Urupukapuka was described by du Fresne, in 1772, as containing villages fortified by palisades. It was occupied by Ngare Raumati before and after European settlement and was taken over by Ngapuhi in the early 19th century. Several kaainga were located on the island at this time. Late in the 19th century the island was developed for grazing. In 1927, the author Zane Grey began to use it as a base for game fishing and it subsequently became a world-famous fishing resort. The Crown acquired the island in 1970.

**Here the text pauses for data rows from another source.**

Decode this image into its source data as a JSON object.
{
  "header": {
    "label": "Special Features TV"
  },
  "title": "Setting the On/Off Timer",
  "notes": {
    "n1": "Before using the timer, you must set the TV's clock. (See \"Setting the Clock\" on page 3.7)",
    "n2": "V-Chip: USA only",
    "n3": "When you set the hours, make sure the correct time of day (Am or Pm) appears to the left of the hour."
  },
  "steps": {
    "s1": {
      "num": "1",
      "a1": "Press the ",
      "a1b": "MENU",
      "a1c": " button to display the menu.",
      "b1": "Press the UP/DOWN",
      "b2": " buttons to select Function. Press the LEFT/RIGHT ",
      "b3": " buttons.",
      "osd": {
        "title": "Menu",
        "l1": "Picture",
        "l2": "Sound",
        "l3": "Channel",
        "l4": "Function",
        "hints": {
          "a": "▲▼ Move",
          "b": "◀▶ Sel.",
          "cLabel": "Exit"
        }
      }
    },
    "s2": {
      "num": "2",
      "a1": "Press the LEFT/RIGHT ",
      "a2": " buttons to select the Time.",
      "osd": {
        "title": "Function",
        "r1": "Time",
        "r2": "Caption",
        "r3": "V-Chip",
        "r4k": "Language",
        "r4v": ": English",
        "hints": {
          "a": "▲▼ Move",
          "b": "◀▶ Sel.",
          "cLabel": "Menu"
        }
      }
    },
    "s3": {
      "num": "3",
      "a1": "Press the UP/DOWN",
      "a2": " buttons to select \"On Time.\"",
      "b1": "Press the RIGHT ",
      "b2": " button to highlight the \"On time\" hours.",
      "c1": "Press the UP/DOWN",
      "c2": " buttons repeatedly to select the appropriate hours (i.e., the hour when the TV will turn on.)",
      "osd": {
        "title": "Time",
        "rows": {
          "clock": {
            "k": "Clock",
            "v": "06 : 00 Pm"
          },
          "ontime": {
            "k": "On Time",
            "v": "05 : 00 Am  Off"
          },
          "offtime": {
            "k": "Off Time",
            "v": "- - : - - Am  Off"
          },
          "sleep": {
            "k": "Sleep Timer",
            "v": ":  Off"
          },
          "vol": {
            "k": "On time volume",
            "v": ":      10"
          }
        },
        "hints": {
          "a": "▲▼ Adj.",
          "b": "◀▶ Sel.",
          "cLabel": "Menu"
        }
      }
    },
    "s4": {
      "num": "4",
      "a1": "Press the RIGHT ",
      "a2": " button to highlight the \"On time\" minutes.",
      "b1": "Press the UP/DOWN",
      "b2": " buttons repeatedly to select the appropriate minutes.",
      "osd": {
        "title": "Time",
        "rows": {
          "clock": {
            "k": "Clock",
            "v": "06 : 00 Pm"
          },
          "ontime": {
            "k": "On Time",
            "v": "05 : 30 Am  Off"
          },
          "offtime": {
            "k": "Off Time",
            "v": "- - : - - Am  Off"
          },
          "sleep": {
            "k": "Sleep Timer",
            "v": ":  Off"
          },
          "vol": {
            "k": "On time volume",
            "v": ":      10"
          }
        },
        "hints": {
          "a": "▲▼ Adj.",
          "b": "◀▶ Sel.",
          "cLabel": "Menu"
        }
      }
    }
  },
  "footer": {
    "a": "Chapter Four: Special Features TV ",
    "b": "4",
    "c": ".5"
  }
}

Urupukapuka Island is the largest island in the Bay of Islands and is historically important with a rich archaeological landscape. A total of 66 archaeological sites have already been identified on the 208ha island and there are many more on adjacent islets. Most date from hundreds of years of Maori settlement prior to European arrival. Sites relating to Maori include eight pa, village sites, gardens, and food storage and generally most are in good condition. The ‘Urupukapuka Island Archaeological walk’ allows visitors to view and interpret some of the island’s more dramatic archaeological sites.